Police using bait cars to cut down on car break-ins
Updated On: Jul 23 2013 07:03:32 PM CDT
Columbia police have used bait cars in the city for the past six years when stolen vehicles were at an all-time high. However, last month, the program got a face-lift.
Steve Brown, a retired Columbia officer, took the program under his wing to add more cars and improve its technology.
The focus right now is not so much on people stealing vehicles, but instead car break-ins.
In just two days last week, there were 22 car break-ins.
"It's one of those prevalent crimes so bad in the United States like people running red lights or speeding," said Brown.
The bait car is able to capture these types of criminals through the car's strategic placement.
"It's something that affects everybody," Brown said. "There's no neighborhood that is immune from it. There is no socioeconomic lines it does not cross."
Once a bait car is stolen or stolen from, an alarm triggers and alerts the police department. They can then track the vehicle and everything that happens inside the car is recorded.
Police even have the ability to completely stop the car and lock it so that a car chase is not possible.

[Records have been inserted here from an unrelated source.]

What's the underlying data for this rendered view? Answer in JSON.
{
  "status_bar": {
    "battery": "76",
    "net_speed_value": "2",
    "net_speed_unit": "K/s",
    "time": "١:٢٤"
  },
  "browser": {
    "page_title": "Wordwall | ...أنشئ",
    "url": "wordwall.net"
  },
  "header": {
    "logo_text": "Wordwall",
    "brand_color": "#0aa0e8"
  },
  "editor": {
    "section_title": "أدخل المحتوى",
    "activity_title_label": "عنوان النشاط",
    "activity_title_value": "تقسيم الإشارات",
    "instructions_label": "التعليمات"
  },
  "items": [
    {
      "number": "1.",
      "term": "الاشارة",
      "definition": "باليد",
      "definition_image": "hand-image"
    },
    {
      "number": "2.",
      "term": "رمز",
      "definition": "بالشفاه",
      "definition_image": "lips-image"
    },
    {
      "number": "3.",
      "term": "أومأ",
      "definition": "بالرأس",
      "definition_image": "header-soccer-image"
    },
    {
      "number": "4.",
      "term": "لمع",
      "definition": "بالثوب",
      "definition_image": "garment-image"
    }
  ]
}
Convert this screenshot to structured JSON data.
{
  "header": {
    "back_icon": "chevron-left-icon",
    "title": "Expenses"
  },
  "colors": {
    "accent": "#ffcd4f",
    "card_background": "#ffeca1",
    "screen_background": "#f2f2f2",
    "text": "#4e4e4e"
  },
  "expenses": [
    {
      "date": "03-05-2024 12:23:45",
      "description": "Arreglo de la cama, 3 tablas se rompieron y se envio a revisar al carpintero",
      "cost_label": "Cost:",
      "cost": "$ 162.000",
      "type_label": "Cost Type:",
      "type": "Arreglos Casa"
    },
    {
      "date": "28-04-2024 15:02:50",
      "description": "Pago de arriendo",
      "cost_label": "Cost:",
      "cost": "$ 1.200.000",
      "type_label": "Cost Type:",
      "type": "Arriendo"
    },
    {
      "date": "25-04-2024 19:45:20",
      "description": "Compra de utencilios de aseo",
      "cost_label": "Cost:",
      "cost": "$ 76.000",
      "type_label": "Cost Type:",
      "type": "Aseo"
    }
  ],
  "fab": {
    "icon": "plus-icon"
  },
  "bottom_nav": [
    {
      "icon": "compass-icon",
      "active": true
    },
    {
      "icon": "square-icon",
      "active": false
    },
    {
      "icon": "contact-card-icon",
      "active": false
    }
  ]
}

Since the use of bait cars, the number of stolen vehicles is steadily decreasing. In 2012, there were 70 fewer stolen cars than in 2007.
Copyright © 2013 KMIZ - The Networks of Mid-Missouri. All rights reserved. This material may not be published, broadcast, rewritten or redistributed.
Body found at the Lake of the Ozarks
Glitch in Social Services System costs Mid-Missouri woman hundreds
Stolen guns often used for crimes
Crash between SUV and motorcycle ruled a hit and run
Columbia school changes bus protocol
Injured football player Chad Stover passes away
Three arrested following Jefferson City pursuit
Two MU students report rapes near campus
Before they were famous: Celebrity commercials
Local sportscast: September 17 2014